Nice review! It took me a little while to get the hang of inserting the battery, but it's easy once you do. It's muscle memory at this point, but start the insertion well above the connection point and slide it in. I still find removal a little stubborn at times though, perhaps due to heat buildup from riding, although I'm not exactly sure why.

I went through a pricey learning curve before I purchased my Current two years ago, but if I had to do it all over again, I'd buy another Current. A friend (who did not like my previous, more conventional ebike) was so impressed with the Current that she purchased one too.

Living the dream said...

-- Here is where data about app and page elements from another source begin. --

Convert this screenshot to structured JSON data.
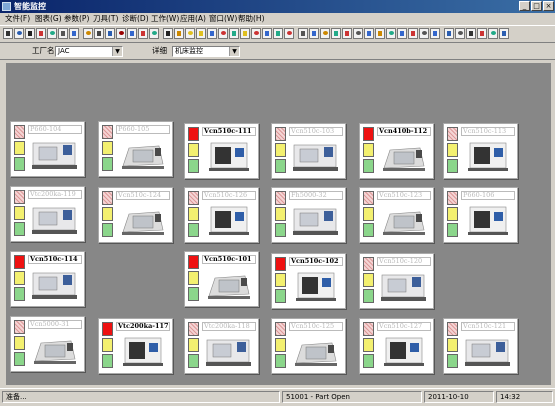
{
  "window": {
    "title": "智能监控"
  },
  "menu": [
    "文件(F)",
    "图表(G)",
    "参数(P)",
    "刀具(T)",
    "诊断(D)",
    "工作(W)",
    "应用(A)",
    "窗口(W)",
    "帮助(H)"
  ],
  "filters": {
    "factory_label": "工厂名",
    "factory_value": "JAC",
    "detail_label": "详细",
    "detail_value": "机床监控"
  },
  "machines": [
    {
      "name": "P660-104",
      "active": false
    },
    {
      "name": "P660-105",
      "active": false
    },
    {
      "name": "Vcn510c-111",
      "active": true
    },
    {
      "name": "Vcn510c-103",
      "active": false
    },
    {
      "name": "Vcn410b-112",
      "active": true
    },
    {
      "name": "Vcn510c-113",
      "active": false
    },
    {
      "name": "Vtc200ka-119",
      "active": false
    },
    {
      "name": "Vcn510c-124",
      "active": false
    },
    {
      "name": "Vcn510c-126",
      "active": false
    },
    {
      "name": "Fh5000-32",
      "active": false
    },
    {
      "name": "Vcn510c-123",
      "active": false
    },
    {
      "name": "P660-106",
      "active": false
    },
    {
      "name": "Vcn510c-114",
      "active": true
    },
    {
      "name": "Vcn510c-101",
      "active": true
    },
    {
      "name": "Vcn510c-102",
      "active": true
    },
    {
      "name": "Vcn510c-120",
      "active": false
    },
    {
      "name": "Vcn5000-31",
      "active": false
    },
    {
      "name": "Vtc200ka-117",
      "active": true
    },
    {
      "name": "Vtc200ka-118",
      "active": false
    },
    {
      "name": "Vcn510c-125",
      "active": false
    },
    {
      "name": "Vcn510c-127",
      "active": false
    },
    {
      "name": "Vcn510c-121",
      "active": false
    }
  ],
  "status": {
    "ready": "准备...",
    "message": "51001 - Part Open",
    "date": "2011-10-10",
    "time": "14:32"
  },
  "colors": {
    "alarm": "#ee1111",
    "warning": "#f3f070",
    "running": "#8bd68b",
    "workspace": "#878787"
  }
}
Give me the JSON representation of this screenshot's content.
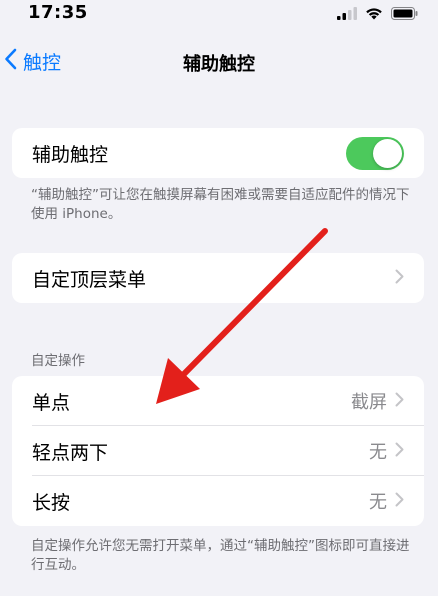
{
  "status_bar": {
    "time": "17:35",
    "icons": [
      "signal-icon",
      "wifi-icon",
      "battery-icon"
    ]
  },
  "nav": {
    "back_label": "触控",
    "title": "辅助触控"
  },
  "assistive_touch": {
    "label": "辅助触控",
    "toggle_on": true,
    "footer": "“辅助触控”可让您在触摸屏幕有困难或需要自适应配件的情况下使用 iPhone。"
  },
  "top_level_menu": {
    "label": "自定顶层菜单"
  },
  "custom_actions": {
    "header": "自定操作",
    "rows": [
      {
        "label": "单点",
        "value": "截屏"
      },
      {
        "label": "轻点两下",
        "value": "无"
      },
      {
        "label": "长按",
        "value": "无"
      }
    ],
    "footer": "自定操作允许您无需打开菜单，通过“辅助触控”图标即可直接进行互动。"
  },
  "colors": {
    "accent": "#0a7aff",
    "toggle_on": "#4cc95c",
    "annotation_arrow": "#e3201b"
  }
}
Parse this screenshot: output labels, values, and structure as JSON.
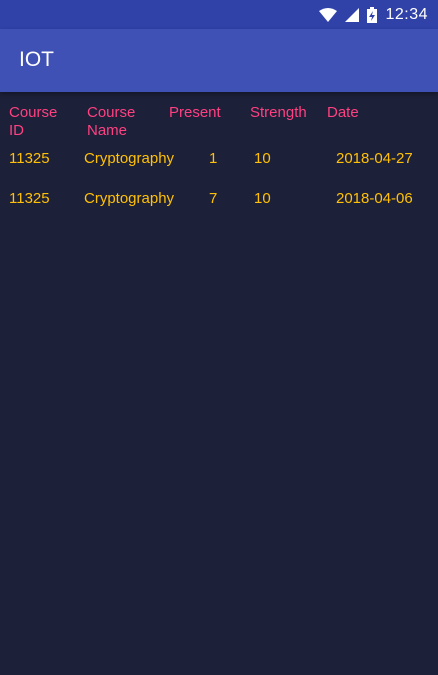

I enjoyed your review and I agree with just about everything. I ride mostly on a crushed gravel bike trail that serves snowmobiles in the winter and bikes or pedestrians in the summer. My commute is 13.5 miles round trip and I find the bike a very good ride. I think Priority did an excellent job. Often I ride with zero battery assist and will mostly use it to overcome strong headwinds or to maintain a desired speed up hill. I agree the gps in the display would be nice however I would be preferred an easier method to reset the tripometer and maybe a “calorie counter”. ( incentive to use less battery). I find the versatility in the components used make the bike adjustable for just about anyone. It has been my only e-bike. My wife convinced me to get one when she bought hers. I am completely sold on the belt drive and internal hub. I have a shimano and but would love to try the cvt. Sometimes I find myself caught between gears even though I feel five is plenty. I added front and rear baskets to hold my lunch and work boots( pedaling in steel toe boots is not the easiest). After 750 miles, one flat, and even some snow, I am very happy. Glad to hear I am not the only one.

John Tribbia said...

Thanks for the comment from our Anonymous reviewer - I've had a few mishaps with the battery placement over the last several months where I didn't insert it all of the way and, like you said, the removal is a bit cumbersome. I appreciate you reading and glad the ride is treating you well :)

Living the Dream, what a nice comment and anecdote. I admire you for riding without pedal assist! I love the idea of a front basket. I have a heavy duty lock that weighs 15lb and I need either a front basket/rack or rear rack, because my backpack isn't doing the job very well and I tried wrapping it around the seat tube but it gets annoying quickly. I'm at 600 miles on mine and I'm loving it as much as when I first got it. Thanks again for the comment!